The camera took these images as part of a campaign by the Phoenix team to see clouds and track winds. The view is toward slightly west of due south, so the clouds are moving westward or west-northwestward.
The clouds are a dramatic visualization of the Martian water cycle. The water vapor comes off the north pole during the peak of summer. The northern-Mars summer has just passed its peak water-vapor abundance at the Phoenix site. The atmospheric water is available to form into clouds, fog and frost, such as the lander has been observing recently.
Phoenix inserted the four needles of its thermal and conductivity probe into Martian soil during the 98th Martian day, or sol, of the mission and left it in place until Sol 99 (Sept. 4, 2008).
NASA MISSION UPDATE
A fork-like conductivity probe has sensed humidity rising and falling beside NASA’s Phoenix Mars Lander, but when stuck into the ground, its measurements so far indicate soil that is thoroughly and perplexingly dry.
“If you have water vapor in the air, every surface exposed to that air will have water molecules adhere to it that are somewhat mobile, even at temperatures well below freezing,” said Aaron Zent of NASA Ames Research Center, Moffett Field, Calif., lead scientist for Phoenix’s thermal and electroconductivity probe.
The next sample of Martian soil being grabbed for analysis is coming from a trench about three times deeper than any other trench NASA’s Phoenix Mars Lander has dug.
On Tuesday, Aug. 26, the spacecraft will finish the 90 Martian days (or “sols”) originally planned as its primary mission and will continue into a mission extension through September, as announced by NASA in July. Phoenix landed on May 25.
“As we near what we originally expected to be the full length of the mission, we are all thrilled with how well the mission is going,” said Phoenix Project Manger Barry Goldstein of NASA’s Jet Propulsion Laboratory, Pasadena, Calif.
NASA’s Phoenix Mars Lander has taken the first-ever image of a single particle of Mars’ ubiquitous dust, using its atomic force microscope.
The particle — shown at higher magnification than anything ever seen from another world — is a rounded particle about one micrometer, or one millionth of a meter, across. It is a speck of the dust that cloaks Mars. Such dust particles color the Martian sky pink, feed storms that regularly envelop the planet and produce Mars’ distinctive red soil.

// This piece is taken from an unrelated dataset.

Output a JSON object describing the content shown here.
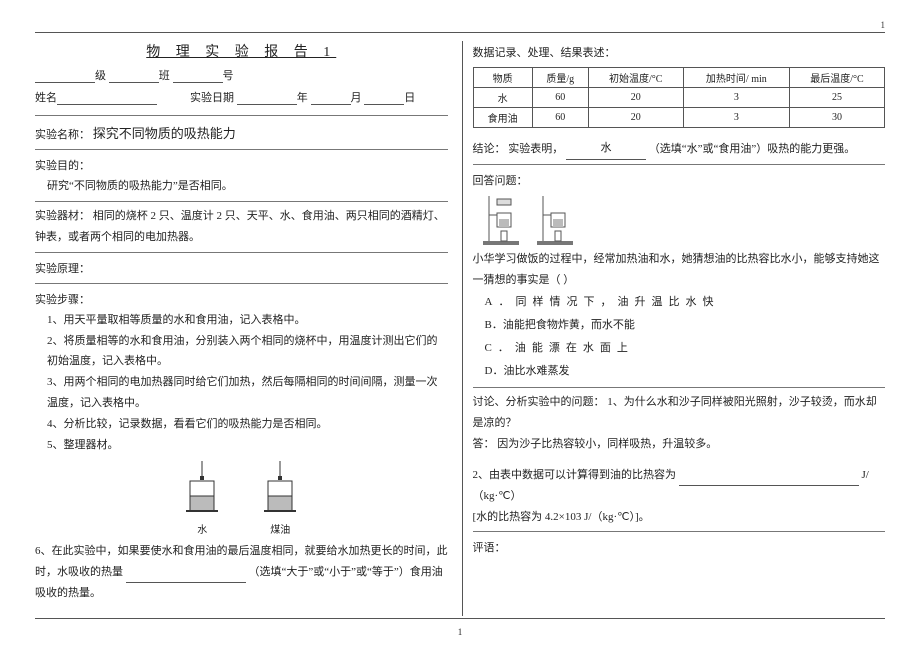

“This is the first picture of a clay-sized particle on Mars, and the size agrees with predictions from the colors seen in sunsets on the Red Planet,” said Phoenix co-investigator Urs Staufer of the University of Neuchatel, Switzerland, who leads a Swiss consortium that made the microscope.
“Taking this image required the highest resolution microscope operated off Earth and a specially designed substrate to hold the Martian dust,” said Tom Pike, Phoenix science team member from Imperial College London. “We always knew it was going to be technically very challenging to image particles this small.”
Phoenix Mars mission scientists spoke today on research in progress concerning an ongoing investigation of perchlorate salts detected in soil analyzed by the wet chemistry laboratory aboard NASA’s Phoenix Lander.
“Finding perchlorates is neither good nor bad for life, but it does make us reassess how we think about life on Mars,” said Michael Hecht of NASA’s Jet Propulsion Laboratory, Pasadena, Calif., lead scientist for the Microscopy, Electrochemistry and Conductivity Analyzer (MECA), the instrument that includes the wet chemistry laboratory.
If confirmed, the result is exciting, Hecht said, “because different types of perchlorate salts have interesting properties that may bear on the way things work on Mars if — and that’s a big ‘if ‘ — the results from our two teaspoons of soil are representative of all of Mars, or at least a significant portion of the planet.”